PALO ALTO — You forgive the mistakes because they play so hard. You forgive the sloppiness because they never let the bad things make them give up or give in. You forgive them the silly fouls and "Oh, no!" shots because of the "Oh, my!" rebounds from Sam Clancy and "Oh, yeah!" three-point baskets from David Bluthenthal and the "Oh, wow!" fireworks from freshman Errick Craven.
USC defeated Stanford, 77-58, Thursday night at Maples Pavilion. It was the worst home loss for the Cardinal in nine seasons. The Trojans didn't only beat the Cardinal, they took the heart out of the Cardinal. They forced surrender from a team that never gives up.

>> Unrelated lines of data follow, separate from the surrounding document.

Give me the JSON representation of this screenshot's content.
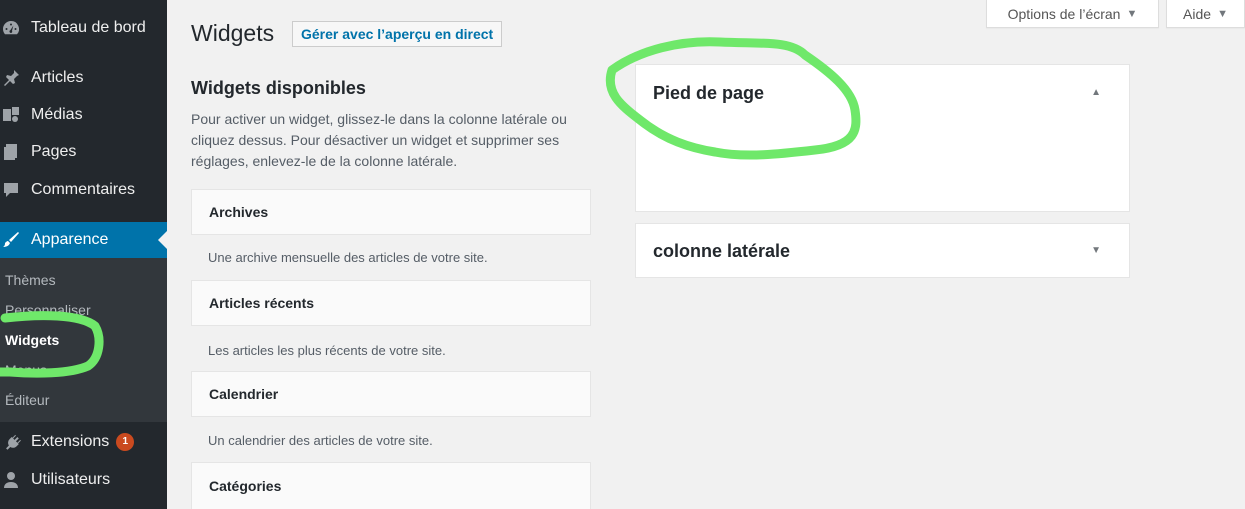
{
  "sidebar": {
    "menu": [
      {
        "label": "Tableau de bord",
        "icon": "dashboard-icon"
      },
      {
        "label": "Articles",
        "icon": "pushpin-icon"
      },
      {
        "label": "Médias",
        "icon": "media-icon"
      },
      {
        "label": "Pages",
        "icon": "pages-icon"
      },
      {
        "label": "Commentaires",
        "icon": "comment-icon"
      },
      {
        "label": "Apparence",
        "icon": "brush-icon"
      },
      {
        "label": "Extensions",
        "icon": "plugin-icon",
        "badge": "1"
      },
      {
        "label": "Utilisateurs",
        "icon": "user-icon"
      }
    ],
    "submenu": [
      "Thèmes",
      "Personnaliser",
      "Widgets",
      "Menus",
      "Éditeur"
    ]
  },
  "screen_meta": {
    "options_label": "Options de l’écran",
    "help_label": "Aide"
  },
  "page": {
    "title": "Widgets",
    "action_label": "Gérer avec l’aperçu en direct"
  },
  "available": {
    "heading": "Widgets disponibles",
    "description": "Pour activer un widget, glissez-le dans la colonne latérale ou cliquez dessus. Pour désactiver un widget et supprimer ses réglages, enlevez-le de la colonne latérale.",
    "widgets": [
      {
        "name": "Archives",
        "desc": "Une archive mensuelle des articles de votre site."
      },
      {
        "name": "Articles récents",
        "desc": "Les articles les plus récents de votre site."
      },
      {
        "name": "Calendrier",
        "desc": "Un calendrier des articles de votre site."
      },
      {
        "name": "Catégories",
        "desc": ""
      }
    ]
  },
  "sidebars": [
    {
      "name": "Pied de page",
      "expanded": true
    },
    {
      "name": "colonne latérale",
      "expanded": false
    }
  ],
  "colors": {
    "admin_bg": "#23282d",
    "submenu_bg": "#32373c",
    "accent": "#0073aa",
    "badge": "#ca4a1f",
    "annotation": "#6fe86a"
  }
}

"The team that competed hardest won," Stanford Coach Mike Montgomery said. "The team that wanted it most won. They came in here, took it right at us. They were more physical, got after loose balls, really played well. This is a very good basketball team."
The Trojans played without point guard Brandon Granville for 13:32 in the first half and USC led Stanford, 31-30, at the break. The Trojans came out with a furious purpose in the second half, came out the aggressors, came out with an intensity even though Sam Clancy was called for his third foul with 59 seconds left in the first half.

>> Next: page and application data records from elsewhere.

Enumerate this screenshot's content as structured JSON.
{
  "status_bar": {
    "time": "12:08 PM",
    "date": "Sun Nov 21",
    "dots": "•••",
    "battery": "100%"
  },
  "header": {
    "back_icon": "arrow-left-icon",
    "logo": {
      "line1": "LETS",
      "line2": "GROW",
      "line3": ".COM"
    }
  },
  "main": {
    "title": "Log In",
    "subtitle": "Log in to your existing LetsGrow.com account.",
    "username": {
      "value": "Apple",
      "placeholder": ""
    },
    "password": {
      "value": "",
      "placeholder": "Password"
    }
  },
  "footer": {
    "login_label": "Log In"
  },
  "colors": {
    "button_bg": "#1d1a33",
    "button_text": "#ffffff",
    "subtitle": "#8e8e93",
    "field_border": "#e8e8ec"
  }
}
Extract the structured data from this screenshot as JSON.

Two seniors who should know better, Granville and Clancy, both had three fouls by halftime. Granville had gotten his third before some of the Maples Pavilion fans had found their seats. Granville and Casey Jacobsen tussled under Stanford's basket, a double bump, a double foul. Which was OK for Jacobsen because it was his first foul. Granville couldn't take that chance, but he did. He was called for his third.
But the Trojans didn't slow down. Clancy was grabbing every rebound. Freshman Rory O'Neil was growing up before our eyes, gaining confidence by the second, making jump shots and playing defense.

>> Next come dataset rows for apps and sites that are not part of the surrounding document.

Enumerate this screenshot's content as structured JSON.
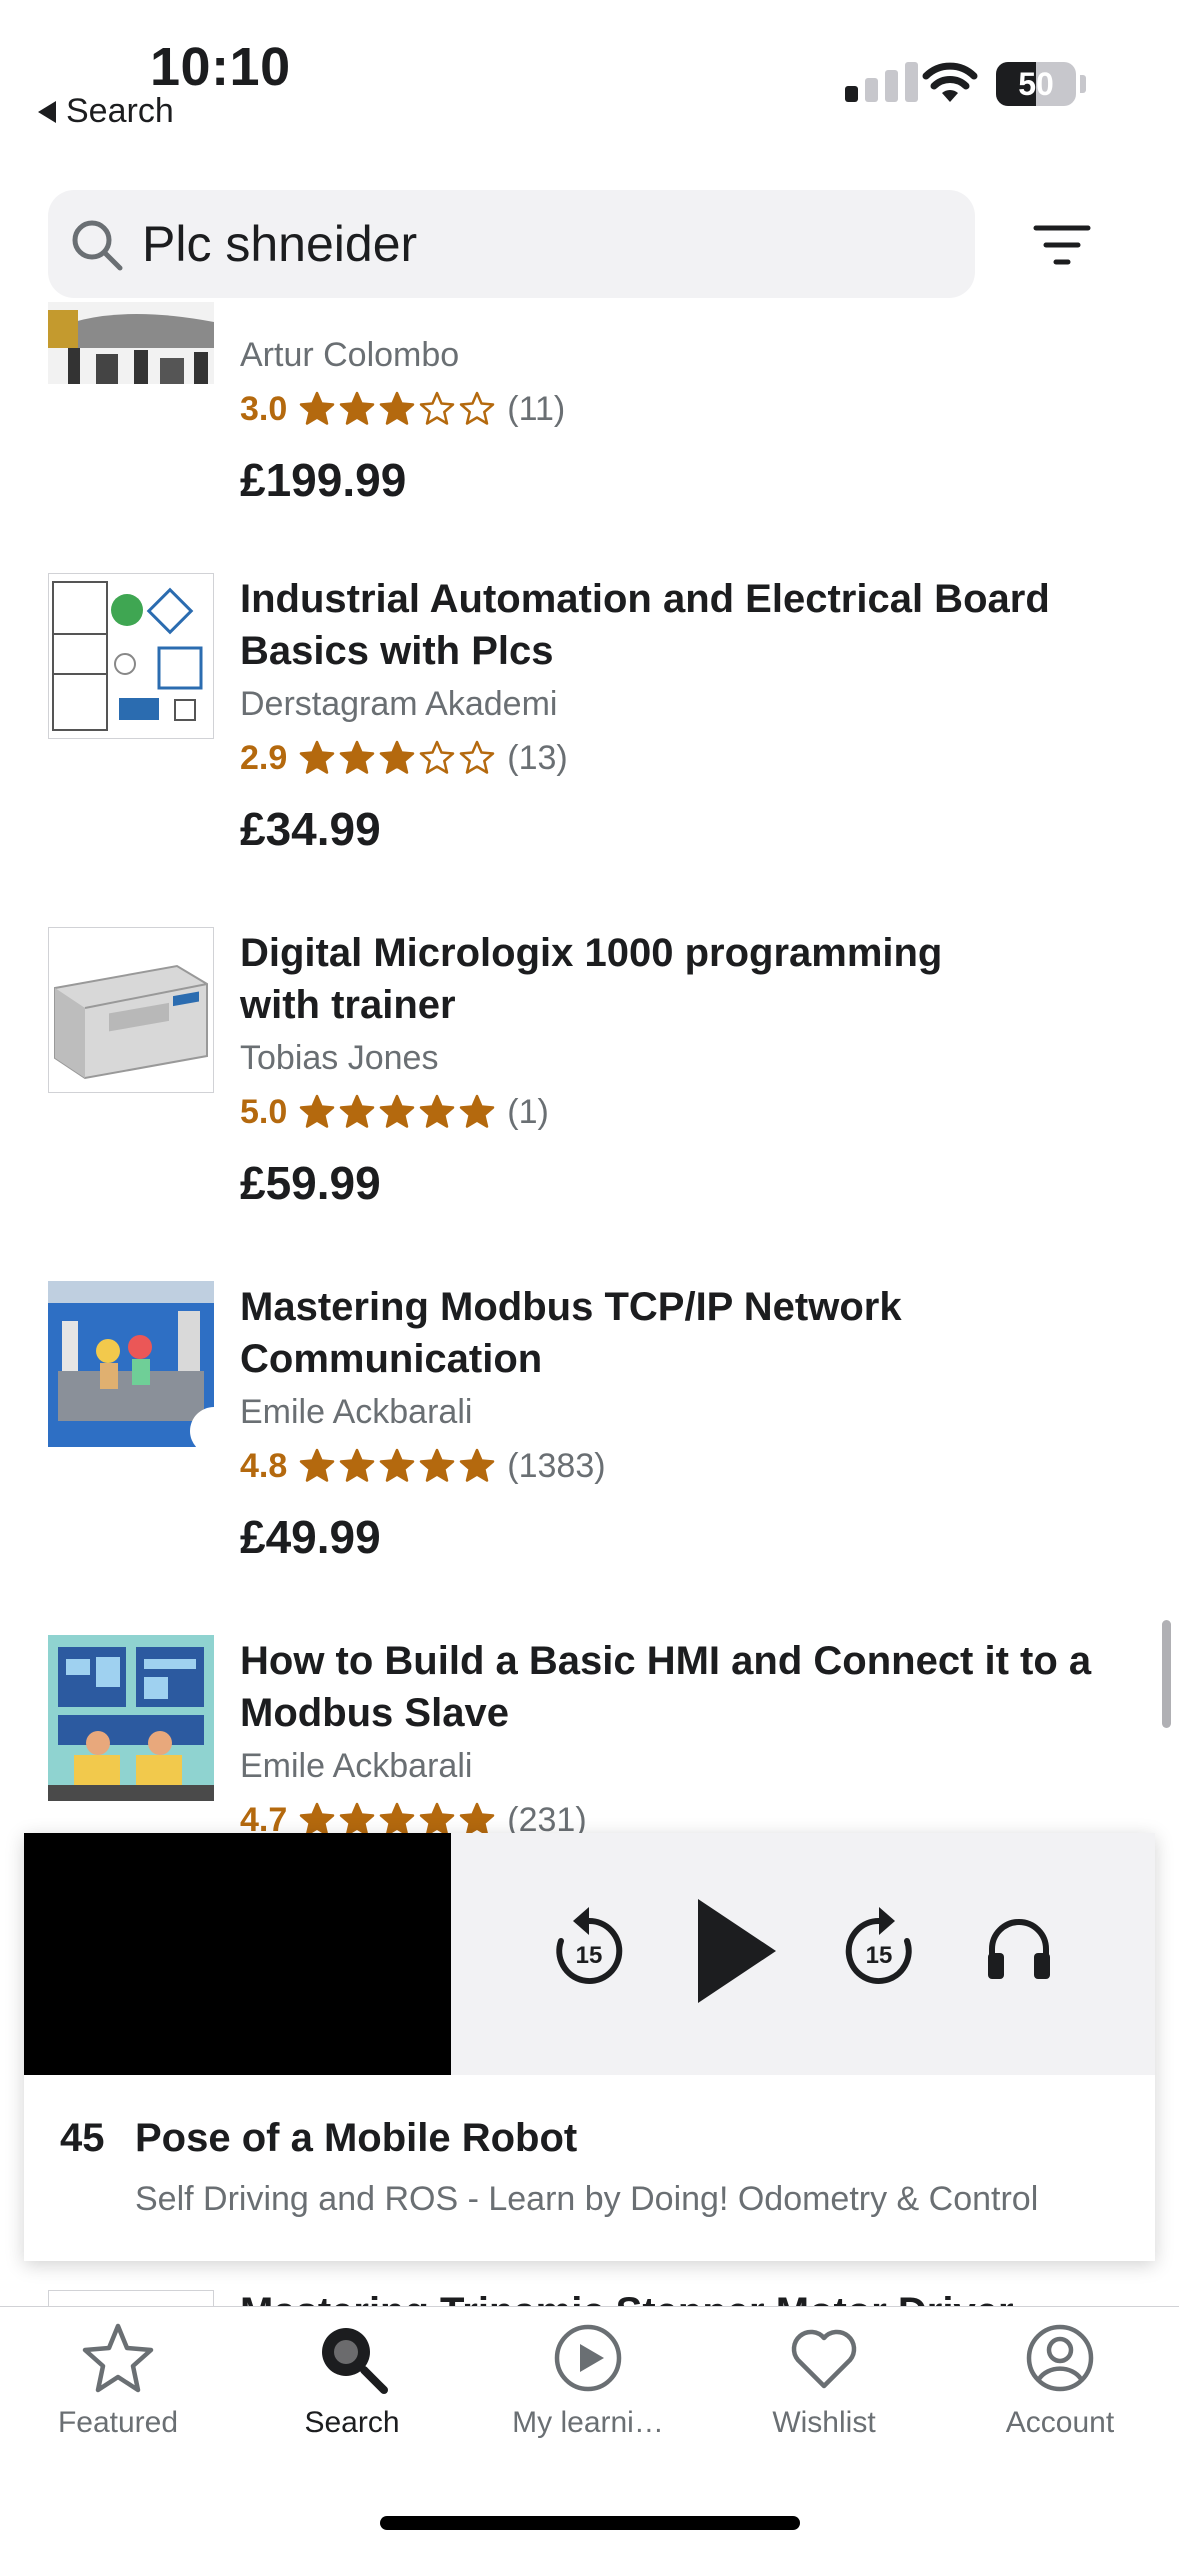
{
  "status_bar": {
    "time": "10:10",
    "back_label": "Search",
    "battery": "50",
    "battery_level": 0.5
  },
  "search": {
    "query": "Plc shneider"
  },
  "courses": [
    {
      "title_lines": [],
      "author": "Artur Colombo",
      "rating": "3.0",
      "stars": 3,
      "count": "(11)",
      "price": "£199.99"
    },
    {
      "title_lines": [
        "Industrial Automation and Electrical Board",
        "Basics with Plcs"
      ],
      "author": "Derstagram Akademi",
      "rating": "2.9",
      "stars": 3,
      "count": "(13)",
      "price": "£34.99"
    },
    {
      "title_lines": [
        "Digital Micrologix 1000 programming",
        "with trainer"
      ],
      "author": "Tobias Jones",
      "rating": "5.0",
      "stars": 5,
      "count": "(1)",
      "price": "£59.99"
    },
    {
      "title_lines": [
        "Mastering Modbus TCP/IP Network",
        "Communication"
      ],
      "author": "Emile Ackbarali",
      "rating": "4.8",
      "stars": 5,
      "count": "(1383)",
      "price": "£49.99"
    },
    {
      "title_lines": [
        "How to Build a Basic HMI and Connect it to a",
        "Modbus Slave"
      ],
      "author": "Emile Ackbarali",
      "rating": "4.7",
      "stars": 5,
      "count": "(231)",
      "price": ""
    }
  ],
  "peek_title": "Mastering Trinamic Stepper Motor Driver",
  "player": {
    "lecture_number": "45",
    "lecture_title": "Pose of a Mobile Robot",
    "course_title": "Self Driving and ROS - Learn by Doing! Odometry & Control",
    "skip_seconds": "15"
  },
  "tabs": [
    {
      "label": "Featured",
      "icon": "star-icon"
    },
    {
      "label": "Search",
      "icon": "search-icon"
    },
    {
      "label": "My learni…",
      "icon": "play-circle-icon"
    },
    {
      "label": "Wishlist",
      "icon": "heart-icon"
    },
    {
      "label": "Account",
      "icon": "account-icon"
    }
  ],
  "colors": {
    "rating": "#b4690e",
    "text": "#1c1d1f",
    "muted": "#6a6f73"
  }
}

From eight points down, the Trojans rallied. They rallied and wouldn't back down, so who could be upset when Clancy tried to take a charge against Jacobsen and was called for his third foul just before halftime?
With his team having gone ahead and with the prospect of Granville back on the court, it might have been smart for Clancy to back off and let Jacobsen have his layup. But conceding something is not what Coach Henry Bibby expects from his players and it is not something any Trojan is willing to do.
It is the most dangerous characteristic of the Trojans, this stubborn insistence that full speed is the only speed.
Sometimes they play too hard, which isn't smart but is better than the alternative.
When Bluthenthal missed a three-point shot midway through the second half, Granville got the rebound. Little Granville, the man with three fouls. He made his way through the lane, under the basket and took away the offensive rebound while players like 7-foot Curtis Borchardt and 6-7 Teyo Johnson practically had to scratch their heads while trying to understand what had happened.
"I can't figure out why USC is ranked only 20th," said the man who runs the press room at Maples.
A good point, but it is only one of the conundrums of this team.
How did the Trojans go ahead of Stanford while their leader sat on the bench? How did the Trojans keep up the frenetic pace with a short bench after losing starting center Kostas Charissis because of a broken bone in his left ankle earlier this week?
How is it Bluthenthal never changes the expression on his face, not when his shot is wobbly and not when it is as precise as a computer-guided weapon? How is it Craven is never deterred by his mistakes and always propelled to the extravagant--the extravagant steal or dunk or one-handed rebound?
How is it O'Neil, who could pass for a high school freshman with his wide eyes and gawky walk, could provide a steady hand for the Trojans when Granville was watching? How is it the Trojans not only scuffled for every loose ball, but got nearly all of them? How is it the Trojans were always ready with a body when a Cardinal player thought he had a clear path to the basket?
Clancy said that he sees a blossoming confidence among teammates.
"We had it at the end of last year when we got on our run," Clancy said. "It's been slow coming this year. We've had to work the young guys in. But we have it now."
Whatever happens with USC at California on Saturday, the Trojans deserve to be ranked in the top 10 nationally. Stanford was ranked No. 10 and Montgomery suggested maybe USC and Stanford should trade places.
Right now the Trojans deserve to be considered for a No. 2 seeding in the NCAA tournament. Right now the Trojans have produced consecutive victories against two programs that have been the class of the Pacific 10 Conference for several seasons, Arizona and Stanford.
As usual, Bibby would give up none of his emotions.
"We came to win the basketball game," he said.
And maybe that's the secret. The Trojans didn't come here to keep a share of first place in the Pac-10, although they did. The Trojans didn't come here to polish a national reputation, although they did. They came to win a basketball game, and they did.
Diane Pucin can be reached at firstname.lastname@example.org.